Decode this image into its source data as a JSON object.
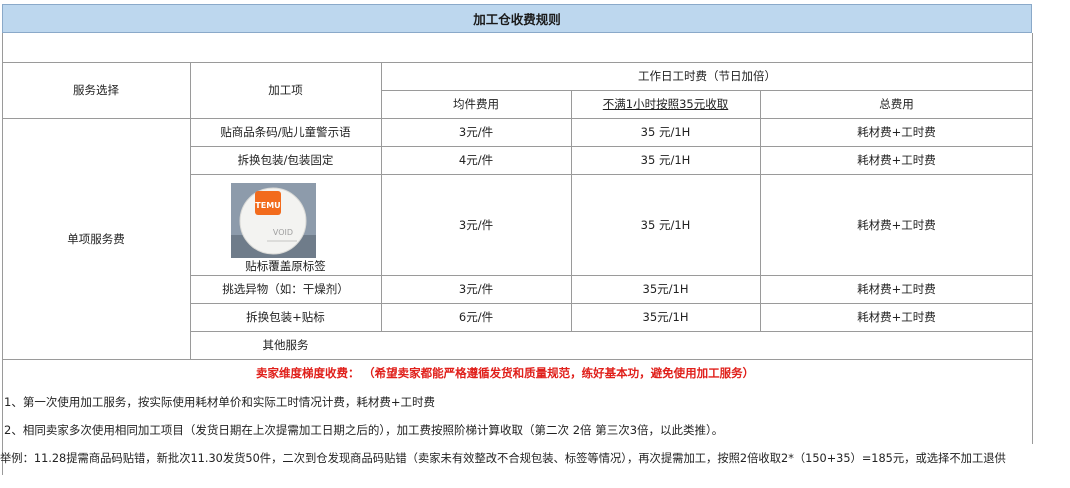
{
  "title": "加工仓收费规则",
  "headers": {
    "service_select": "服务选择",
    "process_item": "加工项",
    "workday_fee": "工作日工时费（节日加倍）",
    "per_piece": "均件费用",
    "under_hour": "不满1小时按照35元收取",
    "total": "总费用"
  },
  "group_label": "单项服务费",
  "rows": [
    {
      "item": "贴商品条码/贴儿童警示语",
      "per_piece": "3元/件",
      "hourly": "35 元/1H",
      "total": "耗材费+工时费"
    },
    {
      "item": "拆换包装/包装固定",
      "per_piece": "4元/件",
      "hourly": "35 元/1H",
      "total": "耗材费+工时费"
    },
    {
      "item": "贴标覆盖原标签",
      "per_piece": "3元/件",
      "hourly": "35 元/1H",
      "total": "耗材费+工时费"
    },
    {
      "item": "挑选异物（如：干燥剂）",
      "per_piece": "3元/件",
      "hourly": "35元/1H",
      "total": "耗材费+工时费"
    },
    {
      "item": "拆换包装+贴标",
      "per_piece": "6元/件",
      "hourly": "35元/1H",
      "total": "耗材费+工时费"
    },
    {
      "item": "其他服务",
      "per_piece": "",
      "hourly": "",
      "total": ""
    }
  ],
  "thumbnail": {
    "sticker_text": "TEMU",
    "stamp_text": "VOID"
  },
  "notes": {
    "tier_label": "卖家维度梯度收费：",
    "tier_hint": "（希望卖家都能严格遵循发货和质量规范，练好基本功，避免使用加工服务）",
    "line1": "1、第一次使用加工服务，按实际使用耗材单价和实际工时情况计费，耗材费+工时费",
    "line2": "2、相同卖家多次使用相同加工项目（发货日期在上次提需加工日期之后的），加工费按照阶梯计算收取（第二次 2倍 第三次3倍，以此类推）。",
    "example": "举例：11.28提需商品码贴错，新批次11.30发货50件，二次到仓发现商品码贴错（卖家未有效整改不合规包装、标签等情况），再次提需加工，按照2倍收取2*（150+35）=185元，或选择不加工退供"
  },
  "colors": {
    "title_bg": "#bdd7ee",
    "grid": "#9a9a9a",
    "red": "#e0201b"
  }
}
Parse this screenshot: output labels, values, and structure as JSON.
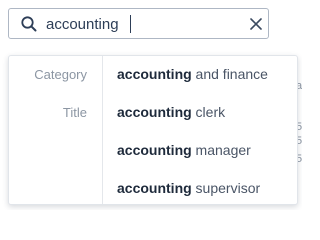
{
  "search": {
    "value": "accounting",
    "search_icon": "search-icon",
    "clear_icon": "close-icon"
  },
  "background": {
    "right_fragments": [
      "a",
      "5,",
      "5,",
      "5,"
    ]
  },
  "dropdown": {
    "groups": [
      {
        "label": "Category",
        "items": [
          {
            "match": "accounting",
            "rest": " and finance"
          }
        ]
      },
      {
        "label": "Title",
        "items": [
          {
            "match": "accounting",
            "rest": " clerk"
          },
          {
            "match": "accounting",
            "rest": " manager"
          },
          {
            "match": "accounting",
            "rest": " supervisor"
          }
        ]
      }
    ]
  },
  "colors": {
    "text_dark": "#2d3e57",
    "label_gray": "#8c96a3",
    "border": "#aeb7c4"
  }
}
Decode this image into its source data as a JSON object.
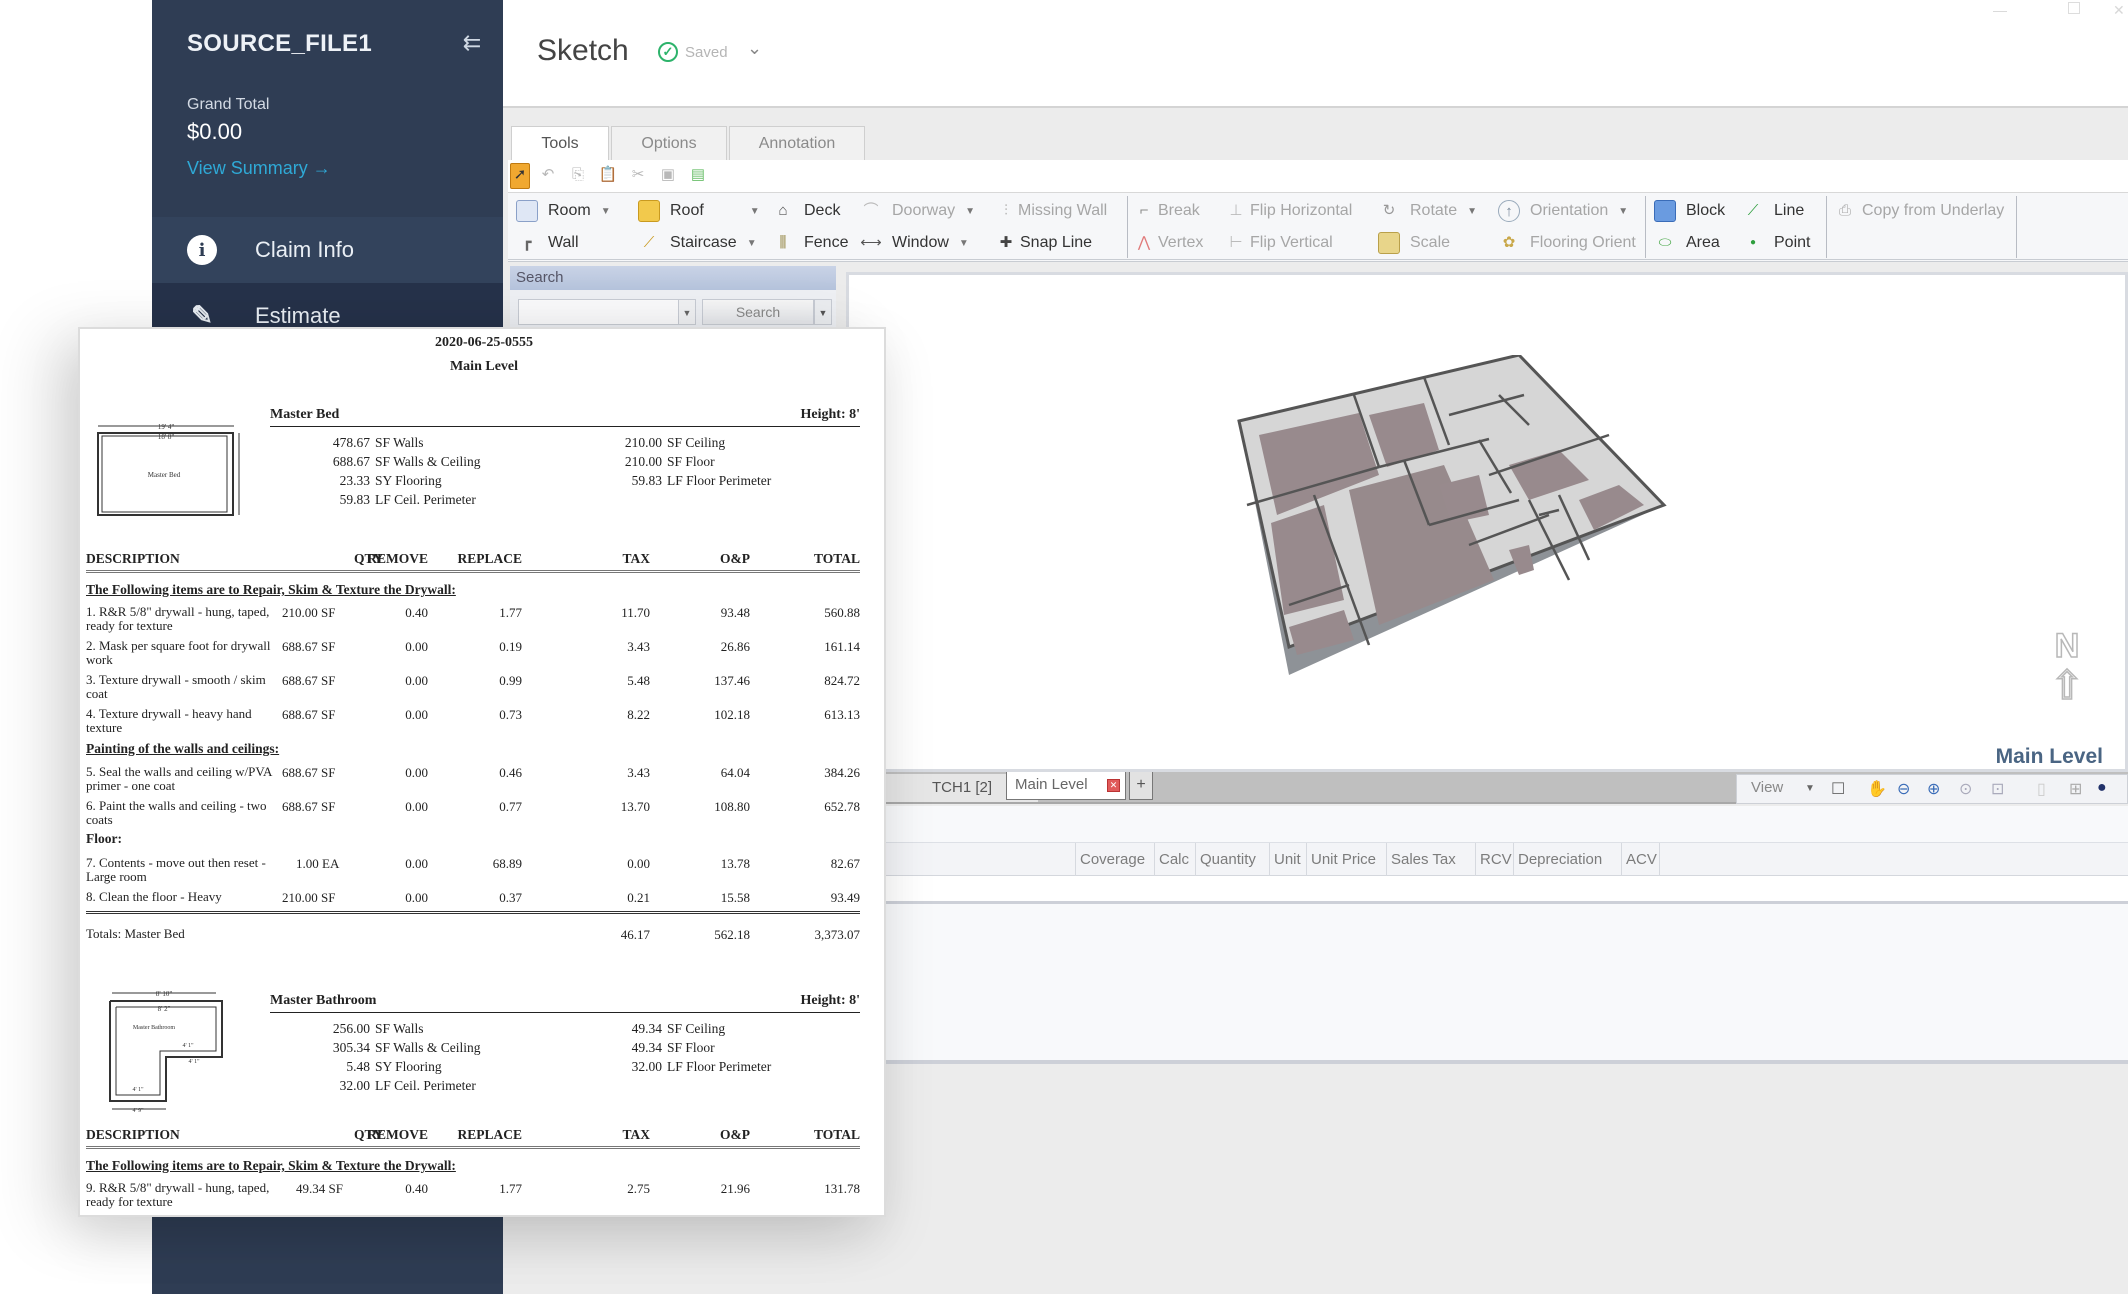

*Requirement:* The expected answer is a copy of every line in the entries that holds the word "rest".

*Answer for the task:*
            "rest": " and finance"
            "rest": " clerk"
            "rest": " manager"
            "rest": " supervisor"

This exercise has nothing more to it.